Neglected by many because of his early death and lack of recordings, Larry Levan is one of the seminal names in dance music, a legendary inspiration during the 1970s and '80s. Influenced by David Mancuso's Loft parties, which presaged disco by more than five years, Levan took his cue and transferred those communal vibes to clubland with one of the most famed night spots ever, the Paradise Garage. For more than ten years, Levan's garage style was a wildly eclectic mix including any tracks (or parts of tracks) that would make people dance, including Motown and Philly soul, Afro-Cuban and Italian disco, new wave, punk, and classic hard rock. He influenced hordes of hardcore club-goers and a wave of DJs ranging from Tony Humphries to Paul Oakenfold. More than anyone, Levan set the tone for New York disco in the '70s and the garage axis of house music during the '80s. By the '90s, mainstream New York dance swung to a diverse cast of dance artists and mixers, all of whom had in common the one thing that united the records on Levan's decks: soul.
Levan began his first DJ residency while still a teenager, at a New York club called the Gallery in 1971. Both there and at his next club, the Continental Baths, Levan worked with (and profoundly influenced) the future godfather of house, Frankie Knuckles. After setting up the Soho Place midway through the decade, Levan joined the Paradise Garage in 1977 and began changing the face of dance music. Unlike other disco clubs around the city (including the notoriously hip, but musically flat Studio 54), the Paradise Garage featured a nightclub built on music, with attendees who were preferential about the music they danced to -- not who they were seen by. Levan and engineer Richard Long supervised construction of what has been called the best sound system ever produced, and spent hours before opening each night to make sure that acoustics, speaker placement, and atmosphere were perfect. To give club-goers the ultimate dance experience, Levan used an assortment of subtle tricks.
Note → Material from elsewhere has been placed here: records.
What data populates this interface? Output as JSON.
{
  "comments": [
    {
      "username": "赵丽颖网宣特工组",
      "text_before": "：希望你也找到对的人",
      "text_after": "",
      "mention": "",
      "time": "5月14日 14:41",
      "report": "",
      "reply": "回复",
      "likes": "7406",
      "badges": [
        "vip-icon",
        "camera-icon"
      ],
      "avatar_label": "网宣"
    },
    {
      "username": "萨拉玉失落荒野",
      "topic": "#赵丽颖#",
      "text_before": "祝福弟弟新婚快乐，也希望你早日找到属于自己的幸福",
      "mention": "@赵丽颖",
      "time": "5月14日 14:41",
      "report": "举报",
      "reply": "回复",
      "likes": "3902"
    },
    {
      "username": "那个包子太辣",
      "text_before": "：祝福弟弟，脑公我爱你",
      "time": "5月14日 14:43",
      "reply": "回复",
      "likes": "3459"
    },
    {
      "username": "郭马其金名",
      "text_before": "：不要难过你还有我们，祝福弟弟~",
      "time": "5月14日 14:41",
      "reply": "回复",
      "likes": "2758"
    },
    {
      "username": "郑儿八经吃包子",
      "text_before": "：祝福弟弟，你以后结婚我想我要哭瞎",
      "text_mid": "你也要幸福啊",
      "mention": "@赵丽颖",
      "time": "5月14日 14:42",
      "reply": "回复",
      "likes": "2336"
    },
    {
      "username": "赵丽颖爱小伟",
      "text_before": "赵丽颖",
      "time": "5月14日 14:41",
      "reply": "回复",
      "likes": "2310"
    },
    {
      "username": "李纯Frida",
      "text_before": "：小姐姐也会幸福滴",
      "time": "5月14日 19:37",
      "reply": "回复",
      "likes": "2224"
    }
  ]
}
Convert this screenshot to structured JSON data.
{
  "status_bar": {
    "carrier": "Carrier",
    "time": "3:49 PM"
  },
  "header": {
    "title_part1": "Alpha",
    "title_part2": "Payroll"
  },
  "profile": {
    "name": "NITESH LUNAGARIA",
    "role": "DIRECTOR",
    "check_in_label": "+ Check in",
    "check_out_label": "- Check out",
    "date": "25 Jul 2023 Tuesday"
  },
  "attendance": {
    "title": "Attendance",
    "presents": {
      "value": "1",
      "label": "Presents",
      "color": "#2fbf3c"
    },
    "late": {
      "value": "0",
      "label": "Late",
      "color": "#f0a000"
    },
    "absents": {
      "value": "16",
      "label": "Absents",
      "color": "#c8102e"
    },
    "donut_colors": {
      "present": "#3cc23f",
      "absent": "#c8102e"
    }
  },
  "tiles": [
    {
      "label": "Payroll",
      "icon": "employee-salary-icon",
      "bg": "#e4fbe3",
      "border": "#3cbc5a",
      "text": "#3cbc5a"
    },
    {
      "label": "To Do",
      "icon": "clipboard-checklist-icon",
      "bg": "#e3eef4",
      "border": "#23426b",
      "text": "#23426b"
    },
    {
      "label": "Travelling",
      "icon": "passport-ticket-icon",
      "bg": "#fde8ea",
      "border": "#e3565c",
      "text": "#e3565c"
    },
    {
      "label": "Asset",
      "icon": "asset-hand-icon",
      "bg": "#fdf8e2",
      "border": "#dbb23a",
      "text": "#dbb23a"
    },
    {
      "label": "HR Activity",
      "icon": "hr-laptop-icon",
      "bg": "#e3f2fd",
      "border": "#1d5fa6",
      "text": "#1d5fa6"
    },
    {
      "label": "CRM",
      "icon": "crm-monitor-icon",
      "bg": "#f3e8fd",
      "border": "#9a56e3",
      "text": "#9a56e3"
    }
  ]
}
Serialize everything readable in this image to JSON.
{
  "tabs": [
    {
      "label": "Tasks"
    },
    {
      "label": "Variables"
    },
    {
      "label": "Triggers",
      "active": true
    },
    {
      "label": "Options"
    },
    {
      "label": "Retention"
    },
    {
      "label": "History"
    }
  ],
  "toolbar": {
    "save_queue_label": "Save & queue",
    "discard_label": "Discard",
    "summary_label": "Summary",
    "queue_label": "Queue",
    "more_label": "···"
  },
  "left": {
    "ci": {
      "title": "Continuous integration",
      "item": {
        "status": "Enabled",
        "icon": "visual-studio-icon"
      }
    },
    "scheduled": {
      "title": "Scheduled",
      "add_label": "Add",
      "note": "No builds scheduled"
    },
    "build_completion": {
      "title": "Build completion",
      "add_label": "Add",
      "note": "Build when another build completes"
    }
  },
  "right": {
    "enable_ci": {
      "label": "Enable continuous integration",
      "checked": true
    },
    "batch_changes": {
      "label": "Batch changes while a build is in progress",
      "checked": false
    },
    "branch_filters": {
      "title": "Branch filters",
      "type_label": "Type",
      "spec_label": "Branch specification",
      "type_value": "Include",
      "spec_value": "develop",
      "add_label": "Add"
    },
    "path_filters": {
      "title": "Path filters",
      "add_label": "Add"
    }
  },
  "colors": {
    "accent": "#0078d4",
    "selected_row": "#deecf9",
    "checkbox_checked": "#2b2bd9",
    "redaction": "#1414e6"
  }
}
During the night, he would even upgrade the quality of his musical selections and turntable needles until music, mixer, and dancers hit their peak simultaneously. (The Paradise Garage's sound system was so good, in fact, that it was later bought by the London super-club Ministry of Sound, carefully disassembled, shipped overseas, and installed in a new space.) By the beginning of the '80s, disco's flame had been extinguished by a glut of sub-par commercial recordings and rabid anti-disco movements. Levan continued playing to an increasingly underground (though still ecstatic) audience. He also began working on studio production as well, recording remixes and special dance versions of pop songs for labels like Salsoul, Prelude, and West End, as well as the occasional major label. Though many of his 12" productions were obscurities of the highest order (except in the crates of privileged DJs), tracks by the Peech Boys, Jimmy Castor Bunch, First Choice, Loleatta Holloway, and Skyy became certifiable dance classics. By the mid-'80s, the sound of New York/Chicago house music had begun to infiltrate England.
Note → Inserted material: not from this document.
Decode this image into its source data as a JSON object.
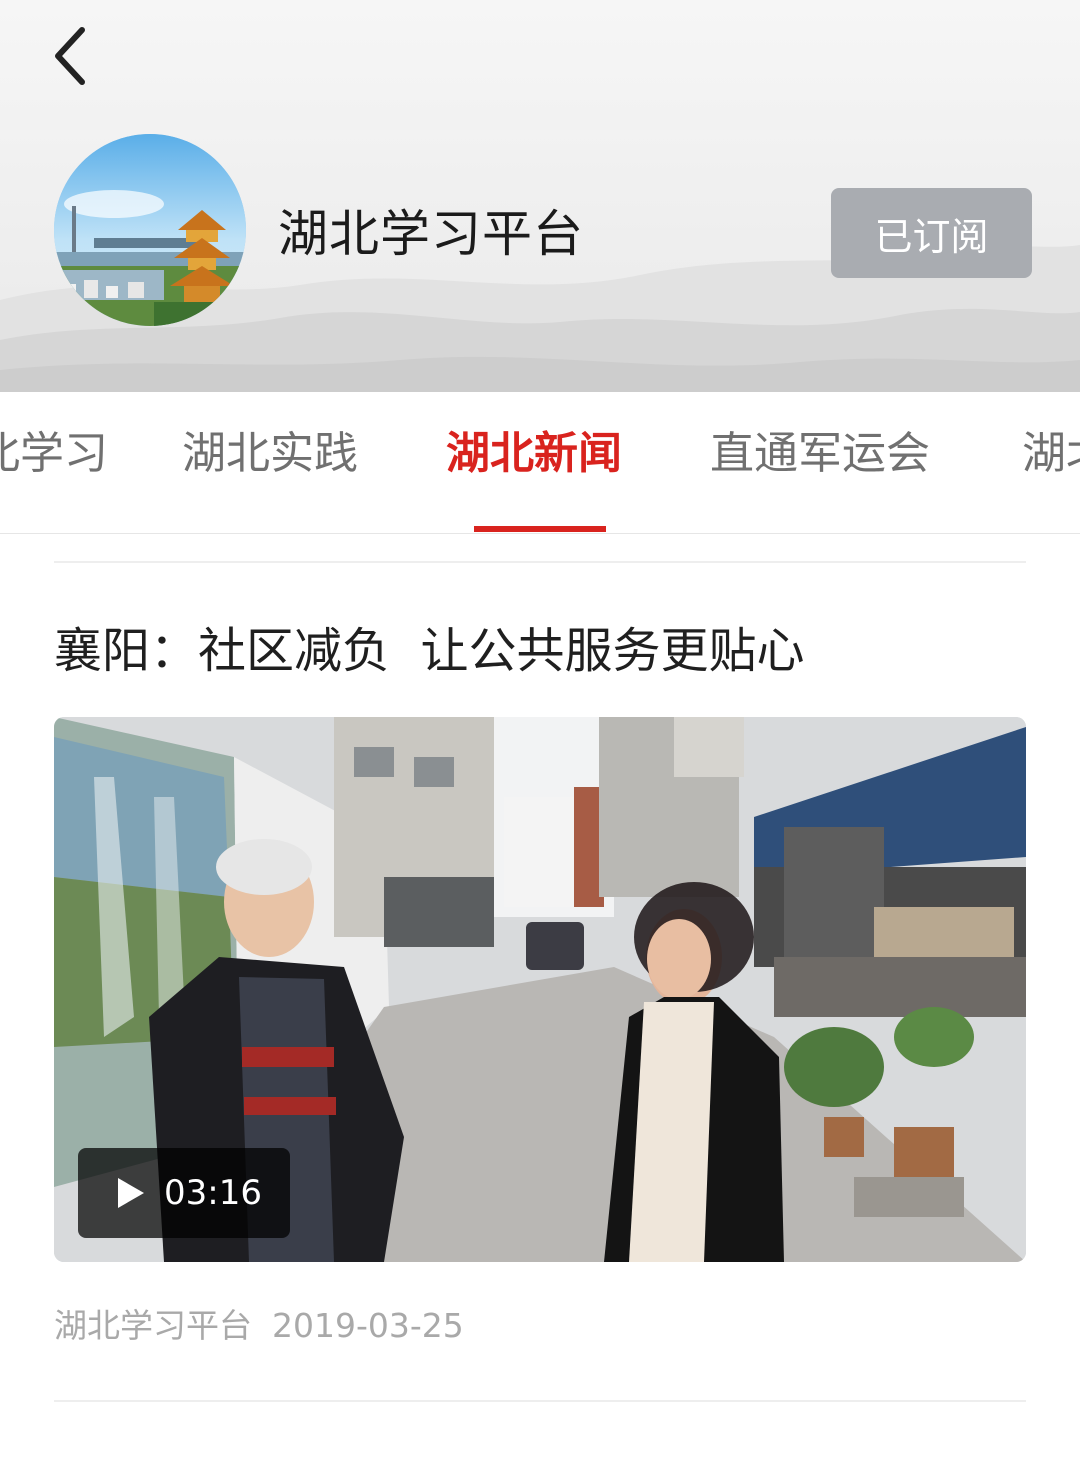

In an ironic twist, however, the man who did much to pave the way for dance music wasn't around during its rebirth. By September 1987, the Paradise Garage had closed its doors. Though Levan's name appeared on several remixes and productions during the late '80s and early '90s, he spent only a fraction of his time in the studio compared to his heyday. Levan returned to the DJing booth on a 1992 trip to Japan with François Kevorkian, though later in the year he died from a congenital heart condition exacerbated by drug use. Only his post-productions were collected on various albums until 2000, when Strut released an eye-opening set titled Live at the Paradise Garage. The Definitive Salsoul Mixes '78-'83 (Salsoul/Suss'd, 2003) and Journey Into Paradise: The Larry Levan Story (Rhino, 2006) were excellent tracks-in-whole anthologies, the latter of which incorporated a fair amount of Warner-controlled tracks Levan played but had no role in creating. Ministry of Sound's five-disc Live & Remastered box set (2011) included an early-'90s DJ set heavy on contemporary house. Genius of Time (Universal Music Catalogue, 2016) contained some overlap with the previous compilations but stuck to tracks that did contain Levan's studio touches. ~ John Bush